==== SUPPLIED MATERIAL

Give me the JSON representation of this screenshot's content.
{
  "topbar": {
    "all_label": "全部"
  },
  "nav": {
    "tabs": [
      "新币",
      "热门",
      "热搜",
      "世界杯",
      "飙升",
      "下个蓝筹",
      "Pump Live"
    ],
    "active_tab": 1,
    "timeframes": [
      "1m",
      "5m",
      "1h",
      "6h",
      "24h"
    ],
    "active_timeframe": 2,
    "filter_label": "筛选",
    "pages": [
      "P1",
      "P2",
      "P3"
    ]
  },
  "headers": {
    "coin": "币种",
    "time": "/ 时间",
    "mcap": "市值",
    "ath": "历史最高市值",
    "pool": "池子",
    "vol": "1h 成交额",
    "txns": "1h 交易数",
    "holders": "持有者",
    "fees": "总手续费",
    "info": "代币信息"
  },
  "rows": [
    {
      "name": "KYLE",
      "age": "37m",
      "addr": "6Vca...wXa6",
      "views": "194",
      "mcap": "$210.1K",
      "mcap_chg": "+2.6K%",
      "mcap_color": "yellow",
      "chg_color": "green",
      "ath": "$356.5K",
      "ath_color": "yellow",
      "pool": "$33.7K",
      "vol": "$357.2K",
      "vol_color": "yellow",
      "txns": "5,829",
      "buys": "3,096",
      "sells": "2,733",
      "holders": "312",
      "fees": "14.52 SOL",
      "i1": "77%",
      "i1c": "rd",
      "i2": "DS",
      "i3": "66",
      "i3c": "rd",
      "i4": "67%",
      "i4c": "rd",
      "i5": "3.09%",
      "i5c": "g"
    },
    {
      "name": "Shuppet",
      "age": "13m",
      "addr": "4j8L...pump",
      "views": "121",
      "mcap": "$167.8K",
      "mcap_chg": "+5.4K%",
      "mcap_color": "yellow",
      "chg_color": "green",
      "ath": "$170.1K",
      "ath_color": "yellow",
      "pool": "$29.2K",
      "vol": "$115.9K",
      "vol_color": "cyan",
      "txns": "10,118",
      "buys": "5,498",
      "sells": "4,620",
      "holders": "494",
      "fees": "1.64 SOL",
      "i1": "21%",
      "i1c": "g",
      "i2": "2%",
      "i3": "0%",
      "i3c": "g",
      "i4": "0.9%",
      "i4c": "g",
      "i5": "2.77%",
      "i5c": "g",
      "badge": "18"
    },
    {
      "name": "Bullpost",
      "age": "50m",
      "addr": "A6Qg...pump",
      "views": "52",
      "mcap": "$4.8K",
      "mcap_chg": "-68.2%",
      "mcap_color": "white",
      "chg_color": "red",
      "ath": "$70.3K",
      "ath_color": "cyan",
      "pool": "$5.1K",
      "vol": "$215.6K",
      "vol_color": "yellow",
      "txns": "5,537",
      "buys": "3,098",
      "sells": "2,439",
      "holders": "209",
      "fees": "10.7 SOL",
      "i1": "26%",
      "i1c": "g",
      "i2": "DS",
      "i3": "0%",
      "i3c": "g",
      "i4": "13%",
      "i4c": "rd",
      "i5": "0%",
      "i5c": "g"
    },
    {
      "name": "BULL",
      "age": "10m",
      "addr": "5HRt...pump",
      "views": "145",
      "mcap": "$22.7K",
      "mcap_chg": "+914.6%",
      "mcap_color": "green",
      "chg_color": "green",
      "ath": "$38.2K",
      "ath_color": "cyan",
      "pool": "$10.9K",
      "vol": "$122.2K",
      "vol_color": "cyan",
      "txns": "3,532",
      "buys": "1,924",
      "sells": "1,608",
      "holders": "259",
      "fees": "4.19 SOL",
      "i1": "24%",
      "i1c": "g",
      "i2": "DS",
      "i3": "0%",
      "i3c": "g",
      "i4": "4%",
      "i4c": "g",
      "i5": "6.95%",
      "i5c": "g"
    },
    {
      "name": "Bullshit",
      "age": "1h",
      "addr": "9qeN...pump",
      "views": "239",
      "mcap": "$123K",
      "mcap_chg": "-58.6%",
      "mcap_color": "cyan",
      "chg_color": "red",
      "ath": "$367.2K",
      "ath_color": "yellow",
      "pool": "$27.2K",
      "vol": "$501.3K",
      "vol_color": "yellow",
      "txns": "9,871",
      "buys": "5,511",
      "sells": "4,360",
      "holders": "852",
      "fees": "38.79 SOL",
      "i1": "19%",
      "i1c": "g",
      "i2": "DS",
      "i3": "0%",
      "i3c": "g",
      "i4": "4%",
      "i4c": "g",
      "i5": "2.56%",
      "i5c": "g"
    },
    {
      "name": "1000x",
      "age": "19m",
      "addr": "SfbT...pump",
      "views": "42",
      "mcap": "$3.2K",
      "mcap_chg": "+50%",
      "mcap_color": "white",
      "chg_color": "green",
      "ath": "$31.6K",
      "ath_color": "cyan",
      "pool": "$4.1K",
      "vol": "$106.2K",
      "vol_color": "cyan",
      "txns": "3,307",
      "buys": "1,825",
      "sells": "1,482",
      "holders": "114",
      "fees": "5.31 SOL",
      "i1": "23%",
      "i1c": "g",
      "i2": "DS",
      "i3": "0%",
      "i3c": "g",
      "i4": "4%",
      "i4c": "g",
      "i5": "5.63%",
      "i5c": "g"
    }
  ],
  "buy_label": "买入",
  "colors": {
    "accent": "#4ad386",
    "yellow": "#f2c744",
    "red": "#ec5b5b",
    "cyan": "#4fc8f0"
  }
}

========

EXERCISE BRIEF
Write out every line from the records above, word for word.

RESULT OF THE TASK
Give me the JSON representation of this screenshot's content.
{
  "topbar": {
    "all_label": "全部"
  },
  "nav": {
    "tabs": [
      "新币",
      "热门",
      "热搜",
      "世界杯",
      "飙升",
      "下个蓝筹",
      "Pump Live"
    ],
    "active_tab": 1,
    "timeframes": [
      "1m",
      "5m",
      "1h",
      "6h",
      "24h"
    ],
    "active_timeframe": 2,
    "filter_label": "筛选",
    "pages": [
      "P1",
      "P2",
      "P3"
    ]
  },
  "headers": {
    "coin": "币种",
    "time": "/ 时间",
    "mcap": "市值",
    "ath": "历史最高市值",
    "pool": "池子",
    "vol": "1h 成交额",
    "txns": "1h 交易数",
    "holders": "持有者",
    "fees": "总手续费",
    "info": "代币信息"
  },
  "rows": [
    {
      "name": "KYLE",
      "age": "37m",
      "addr": "6Vca...wXa6",
      "views": "194",
      "mcap": "$210.1K",
      "mcap_chg": "+2.6K%",
      "mcap_color": "yellow",
      "chg_color": "green",
      "ath": "$356.5K",
      "ath_color": "yellow",
      "pool": "$33.7K",
      "vol": "$357.2K",
      "vol_color": "yellow",
      "txns": "5,829",
      "buys": "3,096",
      "sells": "2,733",
      "holders": "312",
      "fees": "14.52 SOL",
      "i1": "77%",
      "i1c": "rd",
      "i2": "DS",
      "i3": "66",
      "i3c": "rd",
      "i4": "67%",
      "i4c": "rd",
      "i5": "3.09%",
      "i5c": "g"
    },
    {
      "name": "Shuppet",
      "age": "13m",
      "addr": "4j8L...pump",
      "views": "121",
      "mcap": "$167.8K",
      "mcap_chg": "+5.4K%",
      "mcap_color": "yellow",
      "chg_color": "green",
      "ath": "$170.1K",
      "ath_color": "yellow",
      "pool": "$29.2K",
      "vol": "$115.9K",
      "vol_color": "cyan",
      "txns": "10,118",
      "buys": "5,498",
      "sells": "4,620",
      "holders": "494",
      "fees": "1.64 SOL",
      "i1": "21%",
      "i1c": "g",
      "i2": "2%",
      "i3": "0%",
      "i3c": "g",
      "i4": "0.9%",
      "i4c": "g",
      "i5": "2.77%",
      "i5c": "g",
      "badge": "18"
    },
    {
      "name": "Bullpost",
      "age": "50m",
      "addr": "A6Qg...pump",
      "views": "52",
      "mcap": "$4.8K",
      "mcap_chg": "-68.2%",
      "mcap_color": "white",
      "chg_color": "red",
      "ath": "$70.3K",
      "ath_color": "cyan",
      "pool": "$5.1K",
      "vol": "$215.6K",
      "vol_color": "yellow",
      "txns": "5,537",
      "buys": "3,098",
      "sells": "2,439",
      "holders": "209",
      "fees": "10.7 SOL",
      "i1": "26%",
      "i1c": "g",
      "i2": "DS",
      "i3": "0%",
      "i3c": "g",
      "i4": "13%",
      "i4c": "rd",
      "i5": "0%",
      "i5c": "g"
    },
    {
      "name": "BULL",
      "age": "10m",
      "addr": "5HRt...pump",
      "views": "145",
      "mcap": "$22.7K",
      "mcap_chg": "+914.6%",
      "mcap_color": "green",
      "chg_color": "green",
      "ath": "$38.2K",
      "ath_color": "cyan",
      "pool": "$10.9K",
      "vol": "$122.2K",
      "vol_color": "cyan",
      "txns": "3,532",
      "buys": "1,924",
      "sells": "1,608",
      "holders": "259",
      "fees": "4.19 SOL",
      "i1": "24%",
      "i1c": "g",
      "i2": "DS",
      "i3": "0%",
      "i3c": "g",
      "i4": "4%",
      "i4c": "g",
      "i5": "6.95%",
      "i5c": "g"
    },
    {
      "name": "Bullshit",
      "age": "1h",
      "addr": "9qeN...pump",
      "views": "239",
      "mcap": "$123K",
      "mcap_chg": "-58.6%",
      "mcap_color": "cyan",
      "chg_color": "red",
      "ath": "$367.2K",
      "ath_color": "yellow",
      "pool": "$27.2K",
      "vol": "$501.3K",
      "vol_color": "yellow",
      "txns": "9,871",
      "buys": "5,511",
      "sells": "4,360",
      "holders": "852",
      "fees": "38.79 SOL",
      "i1": "19%",
      "i1c": "g",
      "i2": "DS",
      "i3": "0%",
      "i3c": "g",
      "i4": "4%",
      "i4c": "g",
      "i5": "2.56%",
      "i5c": "g"
    },
    {
      "name": "1000x",
      "age": "19m",
      "addr": "SfbT...pump",
      "views": "42",
      "mcap": "$3.2K",
      "mcap_chg": "+50%",
      "mcap_color": "white",
      "chg_color": "green",
      "ath": "$31.6K",
      "ath_color": "cyan",
      "pool": "$4.1K",
      "vol": "$106.2K",
      "vol_color": "cyan",
      "txns": "3,307",
      "buys": "1,825",
      "sells": "1,482",
      "holders": "114",
      "fees": "5.31 SOL",
      "i1": "23%",
      "i1c": "g",
      "i2": "DS",
      "i3": "0%",
      "i3c": "g",
      "i4": "4%",
      "i4c": "g",
      "i5": "5.63%",
      "i5c": "g"
    }
  ],
  "buy_label": "买入",
  "colors": {
    "accent": "#4ad386",
    "yellow": "#f2c744",
    "red": "#ec5b5b",
    "cyan": "#4fc8f0"
  }
}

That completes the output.